In its standard mode, nmap does two different types of scan: a host scan, to determine which hosts are available for further port scanning, and a port scan, which reveals the status of ports on available machines.
-sn does no port scan, but it does a host scan -- this is particularly useful when scanning a range with nmap, where it will print out those hosts that responded to the scan (which could, for example, reveal some of the hosts available on a certain subnet).
$ nmap -sn 192.168.0.0/24
Starting Nmap 6.40 ( http://nmap.org ) at 2013-08-23 17:54 CEST
Nmap scan report for 192.168.0.11
Host is up (0.051s latency).
Nmap scan report for 192.168.0.37
Host is up (0.063s latency).
Nmap scan report for 192.168.0.65
Host is up (0.016s latency).
Nmap scan report for 192.168.0.85
Host is up (0.00090s latency).
Nmap scan report for 192.168.0.149
Host is up (0.024s latency).
Nmap scan report for 192.168.0.202
Host is up (0.021s latency).
Nmap scan report for 192.168.0.253

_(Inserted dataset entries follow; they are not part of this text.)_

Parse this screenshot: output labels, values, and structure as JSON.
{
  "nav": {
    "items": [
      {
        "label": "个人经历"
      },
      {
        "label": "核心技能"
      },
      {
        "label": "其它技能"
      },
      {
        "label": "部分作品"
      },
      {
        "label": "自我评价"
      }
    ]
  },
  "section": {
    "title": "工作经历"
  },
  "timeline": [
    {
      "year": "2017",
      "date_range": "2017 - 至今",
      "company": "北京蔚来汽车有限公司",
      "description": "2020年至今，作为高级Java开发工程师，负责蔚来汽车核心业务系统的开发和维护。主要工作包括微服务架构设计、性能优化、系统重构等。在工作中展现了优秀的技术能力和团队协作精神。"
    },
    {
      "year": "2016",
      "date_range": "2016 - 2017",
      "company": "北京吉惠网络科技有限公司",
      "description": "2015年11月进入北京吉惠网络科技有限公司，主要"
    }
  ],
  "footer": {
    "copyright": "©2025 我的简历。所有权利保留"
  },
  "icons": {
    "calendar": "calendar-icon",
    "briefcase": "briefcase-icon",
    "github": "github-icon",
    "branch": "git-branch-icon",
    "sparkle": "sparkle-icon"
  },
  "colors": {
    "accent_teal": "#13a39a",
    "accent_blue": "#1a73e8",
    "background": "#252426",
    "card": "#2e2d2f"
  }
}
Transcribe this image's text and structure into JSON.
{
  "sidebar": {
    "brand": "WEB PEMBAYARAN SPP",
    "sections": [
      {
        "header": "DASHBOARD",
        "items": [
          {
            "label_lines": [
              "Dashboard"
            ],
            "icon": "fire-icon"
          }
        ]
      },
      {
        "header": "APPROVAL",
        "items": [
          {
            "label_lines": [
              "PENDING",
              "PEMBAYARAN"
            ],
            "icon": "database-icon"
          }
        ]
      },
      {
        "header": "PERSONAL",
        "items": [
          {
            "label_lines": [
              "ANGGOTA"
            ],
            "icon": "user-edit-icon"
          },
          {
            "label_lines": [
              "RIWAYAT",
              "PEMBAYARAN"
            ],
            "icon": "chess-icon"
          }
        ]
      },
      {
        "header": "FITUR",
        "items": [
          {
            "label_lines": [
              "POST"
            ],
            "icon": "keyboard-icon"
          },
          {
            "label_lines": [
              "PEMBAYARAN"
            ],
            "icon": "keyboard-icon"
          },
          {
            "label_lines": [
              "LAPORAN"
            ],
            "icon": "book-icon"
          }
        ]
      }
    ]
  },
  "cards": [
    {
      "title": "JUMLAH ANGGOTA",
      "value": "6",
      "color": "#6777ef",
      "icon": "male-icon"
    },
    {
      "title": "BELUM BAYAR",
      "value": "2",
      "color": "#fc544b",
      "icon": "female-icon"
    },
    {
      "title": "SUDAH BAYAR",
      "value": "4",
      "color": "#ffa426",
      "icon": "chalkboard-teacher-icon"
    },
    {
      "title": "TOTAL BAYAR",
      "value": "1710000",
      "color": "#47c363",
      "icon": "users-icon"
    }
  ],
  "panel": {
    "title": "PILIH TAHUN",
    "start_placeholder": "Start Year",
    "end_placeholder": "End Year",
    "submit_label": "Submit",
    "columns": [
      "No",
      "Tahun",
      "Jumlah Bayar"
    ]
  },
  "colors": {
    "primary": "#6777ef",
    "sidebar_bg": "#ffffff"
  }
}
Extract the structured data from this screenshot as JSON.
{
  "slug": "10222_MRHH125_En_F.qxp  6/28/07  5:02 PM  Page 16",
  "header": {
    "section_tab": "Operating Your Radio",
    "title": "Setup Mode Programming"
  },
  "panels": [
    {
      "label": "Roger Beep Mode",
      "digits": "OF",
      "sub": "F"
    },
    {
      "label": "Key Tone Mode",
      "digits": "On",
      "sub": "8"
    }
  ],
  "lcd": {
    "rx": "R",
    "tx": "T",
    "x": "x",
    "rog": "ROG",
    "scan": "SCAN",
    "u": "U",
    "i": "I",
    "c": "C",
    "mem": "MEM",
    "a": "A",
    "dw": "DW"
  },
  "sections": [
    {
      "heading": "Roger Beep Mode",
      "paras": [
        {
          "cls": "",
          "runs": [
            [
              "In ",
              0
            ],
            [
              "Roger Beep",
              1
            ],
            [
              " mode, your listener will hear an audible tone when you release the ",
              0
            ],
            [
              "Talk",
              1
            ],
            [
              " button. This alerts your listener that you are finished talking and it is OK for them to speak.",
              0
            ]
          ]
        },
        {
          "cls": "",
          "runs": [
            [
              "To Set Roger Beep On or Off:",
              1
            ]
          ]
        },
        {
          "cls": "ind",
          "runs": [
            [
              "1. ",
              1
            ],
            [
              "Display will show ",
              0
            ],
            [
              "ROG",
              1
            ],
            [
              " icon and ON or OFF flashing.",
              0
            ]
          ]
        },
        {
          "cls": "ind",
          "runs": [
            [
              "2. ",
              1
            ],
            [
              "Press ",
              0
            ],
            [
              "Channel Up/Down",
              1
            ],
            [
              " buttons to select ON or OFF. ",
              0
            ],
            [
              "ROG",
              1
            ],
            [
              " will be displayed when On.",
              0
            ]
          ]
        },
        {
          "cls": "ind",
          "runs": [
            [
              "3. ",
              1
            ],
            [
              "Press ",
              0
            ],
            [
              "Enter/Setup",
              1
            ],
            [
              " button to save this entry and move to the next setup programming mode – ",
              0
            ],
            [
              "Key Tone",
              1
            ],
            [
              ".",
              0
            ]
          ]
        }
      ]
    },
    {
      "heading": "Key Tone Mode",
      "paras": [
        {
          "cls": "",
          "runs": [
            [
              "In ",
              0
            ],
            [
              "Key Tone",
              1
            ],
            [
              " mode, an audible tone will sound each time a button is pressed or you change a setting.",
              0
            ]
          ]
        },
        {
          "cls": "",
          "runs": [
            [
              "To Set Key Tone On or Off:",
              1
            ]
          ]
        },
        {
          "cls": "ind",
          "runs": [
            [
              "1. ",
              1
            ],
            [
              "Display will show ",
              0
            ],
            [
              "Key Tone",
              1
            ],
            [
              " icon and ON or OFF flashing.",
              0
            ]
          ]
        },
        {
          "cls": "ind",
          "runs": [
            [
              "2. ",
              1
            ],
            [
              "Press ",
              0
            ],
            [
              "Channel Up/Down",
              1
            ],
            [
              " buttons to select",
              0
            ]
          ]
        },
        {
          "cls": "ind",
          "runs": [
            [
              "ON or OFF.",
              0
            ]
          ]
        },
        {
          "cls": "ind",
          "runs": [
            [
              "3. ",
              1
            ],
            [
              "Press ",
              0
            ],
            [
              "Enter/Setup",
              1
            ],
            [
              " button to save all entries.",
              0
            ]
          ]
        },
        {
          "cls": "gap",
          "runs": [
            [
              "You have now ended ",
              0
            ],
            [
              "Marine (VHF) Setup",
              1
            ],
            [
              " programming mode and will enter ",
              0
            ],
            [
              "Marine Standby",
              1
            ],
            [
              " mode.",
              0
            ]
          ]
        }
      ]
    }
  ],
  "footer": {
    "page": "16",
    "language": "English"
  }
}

Host is up (0.042s latency).
Nmap done: 256 IP addresses (7 hosts up) scanned in 22.26 seconds